| Records for this exercise |
*-*-*
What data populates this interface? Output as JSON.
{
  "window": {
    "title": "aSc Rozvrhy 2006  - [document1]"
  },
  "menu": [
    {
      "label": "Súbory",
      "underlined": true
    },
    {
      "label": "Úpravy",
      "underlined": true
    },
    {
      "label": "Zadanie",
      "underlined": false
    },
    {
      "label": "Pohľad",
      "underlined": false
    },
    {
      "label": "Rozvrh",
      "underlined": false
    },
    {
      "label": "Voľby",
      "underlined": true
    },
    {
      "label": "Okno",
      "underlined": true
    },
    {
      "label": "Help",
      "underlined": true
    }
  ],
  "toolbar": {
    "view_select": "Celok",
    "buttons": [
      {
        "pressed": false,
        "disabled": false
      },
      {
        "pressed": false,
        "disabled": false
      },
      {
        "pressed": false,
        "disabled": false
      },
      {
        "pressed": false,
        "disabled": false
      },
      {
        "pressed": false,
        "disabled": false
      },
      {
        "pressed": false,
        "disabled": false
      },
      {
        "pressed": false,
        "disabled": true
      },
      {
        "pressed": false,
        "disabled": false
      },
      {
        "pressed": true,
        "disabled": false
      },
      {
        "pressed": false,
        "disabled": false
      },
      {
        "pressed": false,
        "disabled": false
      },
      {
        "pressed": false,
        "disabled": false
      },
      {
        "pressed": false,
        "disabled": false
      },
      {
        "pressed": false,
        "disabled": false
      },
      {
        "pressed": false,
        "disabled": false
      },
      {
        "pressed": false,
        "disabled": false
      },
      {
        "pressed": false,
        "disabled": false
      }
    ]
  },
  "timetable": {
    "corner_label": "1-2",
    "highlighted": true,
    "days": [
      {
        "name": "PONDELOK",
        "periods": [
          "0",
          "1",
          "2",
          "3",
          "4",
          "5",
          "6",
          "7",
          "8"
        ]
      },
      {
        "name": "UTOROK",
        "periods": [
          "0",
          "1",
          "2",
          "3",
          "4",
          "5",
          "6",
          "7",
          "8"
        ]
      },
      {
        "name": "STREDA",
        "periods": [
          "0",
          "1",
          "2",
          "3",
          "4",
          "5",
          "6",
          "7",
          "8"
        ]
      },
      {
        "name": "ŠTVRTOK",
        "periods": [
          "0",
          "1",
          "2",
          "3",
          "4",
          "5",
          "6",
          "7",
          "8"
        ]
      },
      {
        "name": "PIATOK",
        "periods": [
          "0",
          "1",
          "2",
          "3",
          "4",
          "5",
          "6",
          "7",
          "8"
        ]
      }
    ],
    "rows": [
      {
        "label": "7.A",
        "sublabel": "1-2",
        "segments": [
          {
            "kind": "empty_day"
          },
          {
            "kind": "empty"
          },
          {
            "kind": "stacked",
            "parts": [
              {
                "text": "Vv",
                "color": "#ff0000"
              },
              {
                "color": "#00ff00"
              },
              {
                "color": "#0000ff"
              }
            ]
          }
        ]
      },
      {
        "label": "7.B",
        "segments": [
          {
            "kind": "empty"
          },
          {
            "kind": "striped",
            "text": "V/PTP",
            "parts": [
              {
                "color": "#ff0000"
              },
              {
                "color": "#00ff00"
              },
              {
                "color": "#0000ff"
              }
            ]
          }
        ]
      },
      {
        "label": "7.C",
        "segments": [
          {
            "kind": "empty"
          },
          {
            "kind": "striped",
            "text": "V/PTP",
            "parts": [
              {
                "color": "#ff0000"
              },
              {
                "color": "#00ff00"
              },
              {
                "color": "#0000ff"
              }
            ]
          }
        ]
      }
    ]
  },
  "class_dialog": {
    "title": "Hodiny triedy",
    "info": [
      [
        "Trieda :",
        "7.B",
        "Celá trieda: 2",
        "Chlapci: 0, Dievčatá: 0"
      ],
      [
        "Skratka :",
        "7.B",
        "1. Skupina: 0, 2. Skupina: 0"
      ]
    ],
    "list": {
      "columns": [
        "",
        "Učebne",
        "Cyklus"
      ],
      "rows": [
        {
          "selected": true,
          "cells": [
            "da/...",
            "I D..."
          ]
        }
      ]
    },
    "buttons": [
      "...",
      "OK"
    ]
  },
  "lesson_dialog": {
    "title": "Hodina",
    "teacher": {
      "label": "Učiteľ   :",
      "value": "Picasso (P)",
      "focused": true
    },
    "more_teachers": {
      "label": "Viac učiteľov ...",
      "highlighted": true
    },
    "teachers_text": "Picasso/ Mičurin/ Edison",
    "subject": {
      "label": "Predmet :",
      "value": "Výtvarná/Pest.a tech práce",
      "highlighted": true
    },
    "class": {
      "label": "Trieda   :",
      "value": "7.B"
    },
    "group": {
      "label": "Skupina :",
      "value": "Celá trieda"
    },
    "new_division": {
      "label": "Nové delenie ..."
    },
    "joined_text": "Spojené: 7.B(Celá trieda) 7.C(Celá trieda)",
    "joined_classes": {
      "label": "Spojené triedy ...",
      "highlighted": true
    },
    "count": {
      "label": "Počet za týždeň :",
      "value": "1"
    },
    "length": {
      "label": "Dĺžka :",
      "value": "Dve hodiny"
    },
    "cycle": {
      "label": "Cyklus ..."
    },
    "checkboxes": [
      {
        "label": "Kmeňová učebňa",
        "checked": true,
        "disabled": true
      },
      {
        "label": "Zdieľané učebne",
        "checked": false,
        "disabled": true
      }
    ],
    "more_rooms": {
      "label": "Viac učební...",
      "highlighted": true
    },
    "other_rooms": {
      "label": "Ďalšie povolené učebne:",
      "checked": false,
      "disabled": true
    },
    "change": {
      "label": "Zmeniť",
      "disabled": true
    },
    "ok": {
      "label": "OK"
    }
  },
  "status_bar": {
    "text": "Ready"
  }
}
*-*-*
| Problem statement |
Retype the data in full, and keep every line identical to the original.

| Response |
What data populates this interface? Output as JSON.
{
  "window": {
    "title": "aSc Rozvrhy 2006  - [document1]"
  },
  "menu": [
    {
      "label": "Súbory",
      "underlined": true
    },
    {
      "label": "Úpravy",
      "underlined": true
    },
    {
      "label": "Zadanie",
      "underlined": false
    },
    {
      "label": "Pohľad",
      "underlined": false
    },
    {
      "label": "Rozvrh",
      "underlined": false
    },
    {
      "label": "Voľby",
      "underlined": true
    },
    {
      "label": "Okno",
      "underlined": true
    },
    {
      "label": "Help",
      "underlined": true
    }
  ],
  "toolbar": {
    "view_select": "Celok",
    "buttons": [
      {
        "pressed": false,
        "disabled": false
      },
      {
        "pressed": false,
        "disabled": false
      },
      {
        "pressed": false,
        "disabled": false
      },
      {
        "pressed": false,
        "disabled": false
      },
      {
        "pressed": false,
        "disabled": false
      },
      {
        "pressed": false,
        "disabled": false
      },
      {
        "pressed": false,
        "disabled": true
      },
      {
        "pressed": false,
        "disabled": false
      },
      {
        "pressed": true,
        "disabled": false
      },
      {
        "pressed": false,
        "disabled": false
      },
      {
        "pressed": false,
        "disabled": false
      },
      {
        "pressed": false,
        "disabled": false
      },
      {
        "pressed": false,
        "disabled": false
      },
      {
        "pressed": false,
        "disabled": false
      },
      {
        "pressed": false,
        "disabled": false
      },
      {
        "pressed": false,
        "disabled": false
      },
      {
        "pressed": false,
        "disabled": false
      }
    ]
  },
  "timetable": {
    "corner_label": "1-2",
    "highlighted": true,
    "days": [
      {
        "name": "PONDELOK",
        "periods": [
          "0",
          "1",
          "2",
          "3",
          "4",
          "5",
          "6",
          "7",
          "8"
        ]
      },
      {
        "name": "UTOROK",
        "periods": [
          "0",
          "1",
          "2",
          "3",
          "4",
          "5",
          "6",
          "7",
          "8"
        ]
      },
      {
        "name": "STREDA",
        "periods": [
          "0",
          "1",
          "2",
          "3",
          "4",
          "5",
          "6",
          "7",
          "8"
        ]
      },
      {
        "name": "ŠTVRTOK",
        "periods": [
          "0",
          "1",
          "2",
          "3",
          "4",
          "5",
          "6",
          "7",
          "8"
        ]
      },
      {
        "name": "PIATOK",
        "periods": [
          "0",
          "1",
          "2",
          "3",
          "4",
          "5",
          "6",
          "7",
          "8"
        ]
      }
    ],
    "rows": [
      {
        "label": "7.A",
        "sublabel": "1-2",
        "segments": [
          {
            "kind": "empty_day"
          },
          {
            "kind": "empty"
          },
          {
            "kind": "stacked",
            "parts": [
              {
                "text": "Vv",
                "color": "#ff0000"
              },
              {
                "color": "#00ff00"
              },
              {
                "color": "#0000ff"
              }
            ]
          }
        ]
      },
      {
        "label": "7.B",
        "segments": [
          {
            "kind": "empty"
          },
          {
            "kind": "striped",
            "text": "V/PTP",
            "parts": [
              {
                "color": "#ff0000"
              },
              {
                "color": "#00ff00"
              },
              {
                "color": "#0000ff"
              }
            ]
          }
        ]
      },
      {
        "label": "7.C",
        "segments": [
          {
            "kind": "empty"
          },
          {
            "kind": "striped",
            "text": "V/PTP",
            "parts": [
              {
                "color": "#ff0000"
              },
              {
                "color": "#00ff00"
              },
              {
                "color": "#0000ff"
              }
            ]
          }
        ]
      }
    ]
  },
  "class_dialog": {
    "title": "Hodiny triedy",
    "info": [
      [
        "Trieda :",
        "7.B",
        "Celá trieda: 2",
        "Chlapci: 0, Dievčatá: 0"
      ],
      [
        "Skratka :",
        "7.B",
        "1. Skupina: 0, 2. Skupina: 0"
      ]
    ],
    "list": {
      "columns": [
        "",
        "Učebne",
        "Cyklus"
      ],
      "rows": [
        {
          "selected": true,
          "cells": [
            "da/...",
            "I D..."
          ]
        }
      ]
    },
    "buttons": [
      "...",
      "OK"
    ]
  },
  "lesson_dialog": {
    "title": "Hodina",
    "teacher": {
      "label": "Učiteľ   :",
      "value": "Picasso (P)",
      "focused": true
    },
    "more_teachers": {
      "label": "Viac učiteľov ...",
      "highlighted": true
    },
    "teachers_text": "Picasso/ Mičurin/ Edison",
    "subject": {
      "label": "Predmet :",
      "value": "Výtvarná/Pest.a tech práce",
      "highlighted": true
    },
    "class": {
      "label": "Trieda   :",
      "value": "7.B"
    },
    "group": {
      "label": "Skupina :",
      "value": "Celá trieda"
    },
    "new_division": {
      "label": "Nové delenie ..."
    },
    "joined_text": "Spojené: 7.B(Celá trieda) 7.C(Celá trieda)",
    "joined_classes": {
      "label": "Spojené triedy ...",
      "highlighted": true
    },
    "count": {
      "label": "Počet za týždeň :",
      "value": "1"
    },
    "length": {
      "label": "Dĺžka :",
      "value": "Dve hodiny"
    },
    "cycle": {
      "label": "Cyklus ..."
    },
    "checkboxes": [
      {
        "label": "Kmeňová učebňa",
        "checked": true,
        "disabled": true
      },
      {
        "label": "Zdieľané učebne",
        "checked": false,
        "disabled": true
      }
    ],
    "more_rooms": {
      "label": "Viac učební...",
      "highlighted": true
    },
    "other_rooms": {
      "label": "Ďalšie povolené učebne:",
      "checked": false,
      "disabled": true
    },
    "change": {
      "label": "Zmeniť",
      "disabled": true
    },
    "ok": {
      "label": "OK"
    }
  },
  "status_bar": {
    "text": "Ready"
  }
}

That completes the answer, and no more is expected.